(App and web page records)
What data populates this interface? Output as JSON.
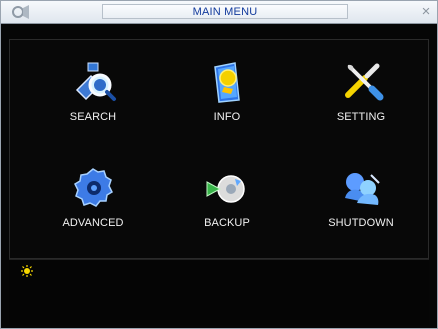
{
  "window": {
    "title": "MAIN MENU",
    "app_icon": "camera-icon",
    "close_icon": "close-icon"
  },
  "menu": {
    "items": [
      {
        "label": "SEARCH",
        "icon": "search-icon"
      },
      {
        "label": "INFO",
        "icon": "info-icon"
      },
      {
        "label": "SETTING",
        "icon": "setting-icon"
      },
      {
        "label": "ADVANCED",
        "icon": "advanced-icon"
      },
      {
        "label": "BACKUP",
        "icon": "backup-icon"
      },
      {
        "label": "SHUTDOWN",
        "icon": "shutdown-icon"
      }
    ]
  },
  "hint": {
    "icon": "sun-icon",
    "text": ""
  },
  "colors": {
    "title_text": "#123a9c",
    "background": "#060606",
    "label_text": "#f1f1f1",
    "accent_blue": "#2e6fe0",
    "accent_yellow": "#f5d300"
  }
}
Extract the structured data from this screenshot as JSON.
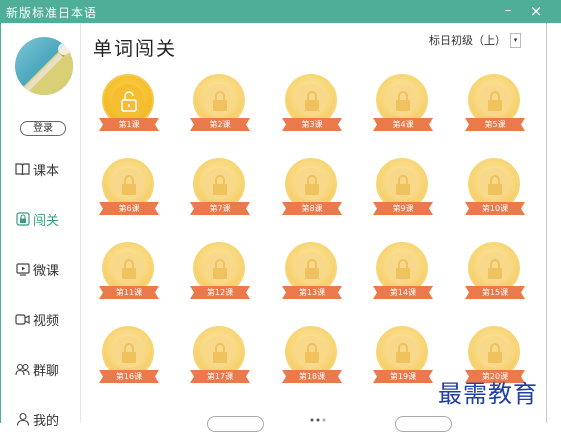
{
  "window": {
    "title": "新版标准日本语",
    "minimize_glyph": "–",
    "close_glyph": "×"
  },
  "colors": {
    "accent": "#4fae97",
    "ribbon": "#ea7a4b",
    "coin": "#f8d67a",
    "coin_active": "#f4bd2a"
  },
  "sidebar": {
    "login_label": "登录",
    "items": [
      {
        "label": "课本",
        "icon": "book-icon"
      },
      {
        "label": "闯关",
        "icon": "lock-icon",
        "active": true
      },
      {
        "label": "微课",
        "icon": "play-screen-icon"
      },
      {
        "label": "视频",
        "icon": "video-camera-icon"
      },
      {
        "label": "群聊",
        "icon": "group-chat-icon"
      },
      {
        "label": "我的",
        "icon": "user-icon"
      }
    ]
  },
  "main": {
    "title": "单词闯关",
    "level": "标日初级（上）",
    "level_dropdown_glyph": "▾",
    "lessons": [
      "第1课",
      "第2课",
      "第3课",
      "第4课",
      "第5课",
      "第6课",
      "第7课",
      "第8课",
      "第9课",
      "第10课",
      "第11课",
      "第12课",
      "第13课",
      "第14课",
      "第15课",
      "第16课",
      "第17课",
      "第18课",
      "第19课",
      "第20课"
    ]
  },
  "watermark": "最需教育"
}
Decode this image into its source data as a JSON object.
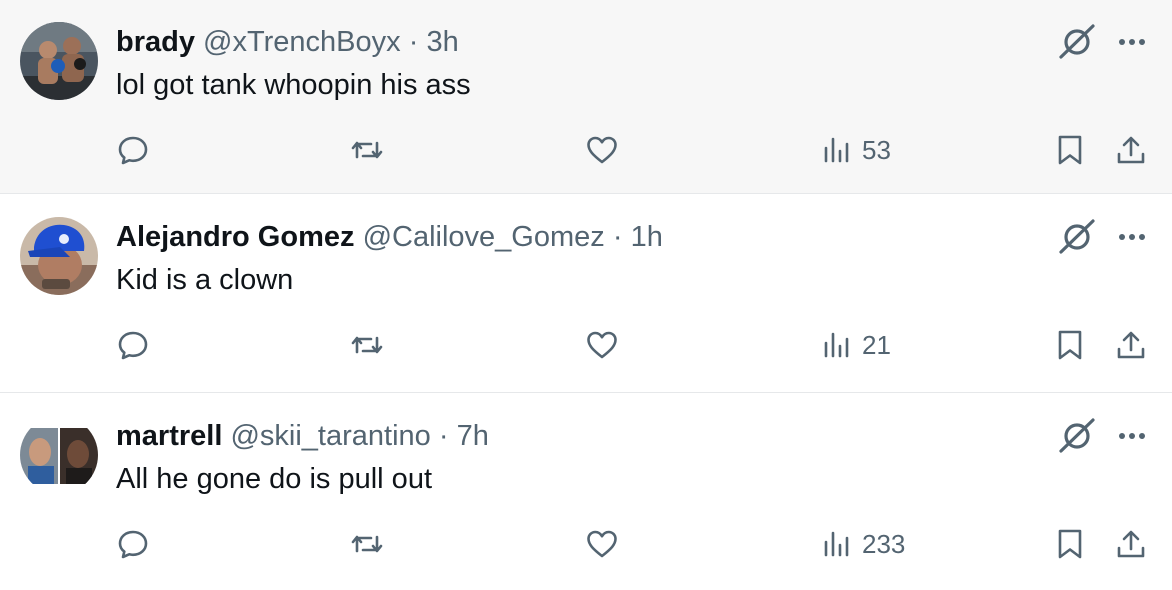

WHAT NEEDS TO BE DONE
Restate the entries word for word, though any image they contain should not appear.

OUTPUT
What data populates this interface? Output as JSON.
{
  "window": {
    "title": "MAIN MENU",
    "app_icon": "camera-icon",
    "close_icon": "close-icon"
  },
  "menu": {
    "items": [
      {
        "label": "SEARCH",
        "icon": "search-icon"
      },
      {
        "label": "INFO",
        "icon": "info-icon"
      },
      {
        "label": "SETTING",
        "icon": "setting-icon"
      },
      {
        "label": "ADVANCED",
        "icon": "advanced-icon"
      },
      {
        "label": "BACKUP",
        "icon": "backup-icon"
      },
      {
        "label": "SHUTDOWN",
        "icon": "shutdown-icon"
      }
    ]
  },
  "hint": {
    "icon": "sun-icon",
    "text": ""
  },
  "colors": {
    "title_text": "#123a9c",
    "background": "#060606",
    "label_text": "#f1f1f1",
    "accent_blue": "#2e6fe0",
    "accent_yellow": "#f5d300"
  }
}
Extract the structured data from this screenshot as JSON.
{
  "window": {
    "title": "新版标准日本语",
    "minimize_glyph": "–",
    "close_glyph": "×"
  },
  "colors": {
    "accent": "#4fae97",
    "ribbon": "#ea7a4b",
    "coin": "#f8d67a",
    "coin_active": "#f4bd2a"
  },
  "sidebar": {
    "login_label": "登录",
    "items": [
      {
        "label": "课本",
        "icon": "book-icon"
      },
      {
        "label": "闯关",
        "icon": "lock-icon",
        "active": true
      },
      {
        "label": "微课",
        "icon": "play-screen-icon"
      },
      {
        "label": "视频",
        "icon": "video-camera-icon"
      },
      {
        "label": "群聊",
        "icon": "group-chat-icon"
      },
      {
        "label": "我的",
        "icon": "user-icon"
      }
    ]
  },
  "main": {
    "title": "单词闯关",
    "level": "标日初级（上）",
    "level_dropdown_glyph": "▾",
    "lessons": [
      "第1课",
      "第2课",
      "第3课",
      "第4课",
      "第5课",
      "第6课",
      "第7课",
      "第8课",
      "第9课",
      "第10课",
      "第11课",
      "第12课",
      "第13课",
      "第14课",
      "第15课",
      "第16课",
      "第17课",
      "第18课",
      "第19课",
      "第20课"
    ]
  },
  "watermark": "最需教育"
}
Decode this image into its source data as a JSON object.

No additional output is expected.